All of the data that follows needs to be printed again, exactly as it reads.

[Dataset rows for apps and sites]
★ ★ ★ ★

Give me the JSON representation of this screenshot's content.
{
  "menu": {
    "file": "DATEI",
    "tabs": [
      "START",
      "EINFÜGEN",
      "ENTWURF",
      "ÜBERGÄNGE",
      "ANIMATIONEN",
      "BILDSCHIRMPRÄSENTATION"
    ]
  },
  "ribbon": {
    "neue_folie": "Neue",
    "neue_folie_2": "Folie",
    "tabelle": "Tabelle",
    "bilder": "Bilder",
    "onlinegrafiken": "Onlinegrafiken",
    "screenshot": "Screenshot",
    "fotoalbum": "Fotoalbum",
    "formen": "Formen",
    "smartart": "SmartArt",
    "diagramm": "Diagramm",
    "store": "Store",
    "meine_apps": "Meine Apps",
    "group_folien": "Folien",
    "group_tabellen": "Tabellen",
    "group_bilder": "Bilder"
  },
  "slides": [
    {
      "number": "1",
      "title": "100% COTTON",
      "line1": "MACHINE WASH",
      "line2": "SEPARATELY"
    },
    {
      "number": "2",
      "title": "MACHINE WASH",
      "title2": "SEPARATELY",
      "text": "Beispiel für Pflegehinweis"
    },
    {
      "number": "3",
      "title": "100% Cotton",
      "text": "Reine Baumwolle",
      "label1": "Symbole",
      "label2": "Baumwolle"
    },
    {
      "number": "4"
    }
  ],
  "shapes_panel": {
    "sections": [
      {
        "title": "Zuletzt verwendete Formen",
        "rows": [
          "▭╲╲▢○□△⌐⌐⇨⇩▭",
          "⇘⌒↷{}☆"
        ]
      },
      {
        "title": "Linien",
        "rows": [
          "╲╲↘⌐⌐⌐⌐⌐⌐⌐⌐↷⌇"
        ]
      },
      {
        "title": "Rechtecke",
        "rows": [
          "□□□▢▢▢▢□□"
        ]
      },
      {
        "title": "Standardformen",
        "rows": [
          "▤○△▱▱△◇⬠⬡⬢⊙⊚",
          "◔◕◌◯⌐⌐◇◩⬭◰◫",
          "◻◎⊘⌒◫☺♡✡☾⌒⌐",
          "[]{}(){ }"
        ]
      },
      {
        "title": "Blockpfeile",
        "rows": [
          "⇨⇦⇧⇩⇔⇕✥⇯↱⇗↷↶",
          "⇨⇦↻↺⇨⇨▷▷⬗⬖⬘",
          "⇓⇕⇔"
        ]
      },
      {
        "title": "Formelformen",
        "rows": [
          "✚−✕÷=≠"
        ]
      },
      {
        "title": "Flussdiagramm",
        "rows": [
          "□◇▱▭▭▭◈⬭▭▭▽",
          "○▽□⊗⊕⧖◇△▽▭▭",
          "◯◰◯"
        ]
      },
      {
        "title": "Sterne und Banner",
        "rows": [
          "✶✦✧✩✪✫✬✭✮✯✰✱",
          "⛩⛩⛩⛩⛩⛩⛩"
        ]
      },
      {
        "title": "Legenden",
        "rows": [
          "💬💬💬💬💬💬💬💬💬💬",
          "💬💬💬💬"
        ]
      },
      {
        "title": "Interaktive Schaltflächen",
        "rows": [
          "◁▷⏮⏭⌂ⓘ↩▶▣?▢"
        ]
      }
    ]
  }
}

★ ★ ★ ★

_Result_.
Give me the JSON representation of this screenshot's content.
{
  "menu": {
    "file": "DATEI",
    "tabs": [
      "START",
      "EINFÜGEN",
      "ENTWURF",
      "ÜBERGÄNGE",
      "ANIMATIONEN",
      "BILDSCHIRMPRÄSENTATION"
    ]
  },
  "ribbon": {
    "neue_folie": "Neue",
    "neue_folie_2": "Folie",
    "tabelle": "Tabelle",
    "bilder": "Bilder",
    "onlinegrafiken": "Onlinegrafiken",
    "screenshot": "Screenshot",
    "fotoalbum": "Fotoalbum",
    "formen": "Formen",
    "smartart": "SmartArt",
    "diagramm": "Diagramm",
    "store": "Store",
    "meine_apps": "Meine Apps",
    "group_folien": "Folien",
    "group_tabellen": "Tabellen",
    "group_bilder": "Bilder"
  },
  "slides": [
    {
      "number": "1",
      "title": "100% COTTON",
      "line1": "MACHINE WASH",
      "line2": "SEPARATELY"
    },
    {
      "number": "2",
      "title": "MACHINE WASH",
      "title2": "SEPARATELY",
      "text": "Beispiel für Pflegehinweis"
    },
    {
      "number": "3",
      "title": "100% Cotton",
      "text": "Reine Baumwolle",
      "label1": "Symbole",
      "label2": "Baumwolle"
    },
    {
      "number": "4"
    }
  ],
  "shapes_panel": {
    "sections": [
      {
        "title": "Zuletzt verwendete Formen",
        "rows": [
          "▭╲╲▢○□△⌐⌐⇨⇩▭",
          "⇘⌒↷{}☆"
        ]
      },
      {
        "title": "Linien",
        "rows": [
          "╲╲↘⌐⌐⌐⌐⌐⌐⌐⌐↷⌇"
        ]
      },
      {
        "title": "Rechtecke",
        "rows": [
          "□□□▢▢▢▢□□"
        ]
      },
      {
        "title": "Standardformen",
        "rows": [
          "▤○△▱▱△◇⬠⬡⬢⊙⊚",
          "◔◕◌◯⌐⌐◇◩⬭◰◫",
          "◻◎⊘⌒◫☺♡✡☾⌒⌐",
          "[]{}(){ }"
        ]
      },
      {
        "title": "Blockpfeile",
        "rows": [
          "⇨⇦⇧⇩⇔⇕✥⇯↱⇗↷↶",
          "⇨⇦↻↺⇨⇨▷▷⬗⬖⬘",
          "⇓⇕⇔"
        ]
      },
      {
        "title": "Formelformen",
        "rows": [
          "✚−✕÷=≠"
        ]
      },
      {
        "title": "Flussdiagramm",
        "rows": [
          "□◇▱▭▭▭◈⬭▭▭▽",
          "○▽□⊗⊕⧖◇△▽▭▭",
          "◯◰◯"
        ]
      },
      {
        "title": "Sterne und Banner",
        "rows": [
          "✶✦✧✩✪✫✬✭✮✯✰✱",
          "⛩⛩⛩⛩⛩⛩⛩"
        ]
      },
      {
        "title": "Legenden",
        "rows": [
          "💬💬💬💬💬💬💬💬💬💬",
          "💬💬💬💬"
        ]
      },
      {
        "title": "Interaktive Schaltflächen",
        "rows": [
          "◁▷⏮⏭⌂ⓘ↩▶▣?▢"
        ]
      }
    ]
  }
}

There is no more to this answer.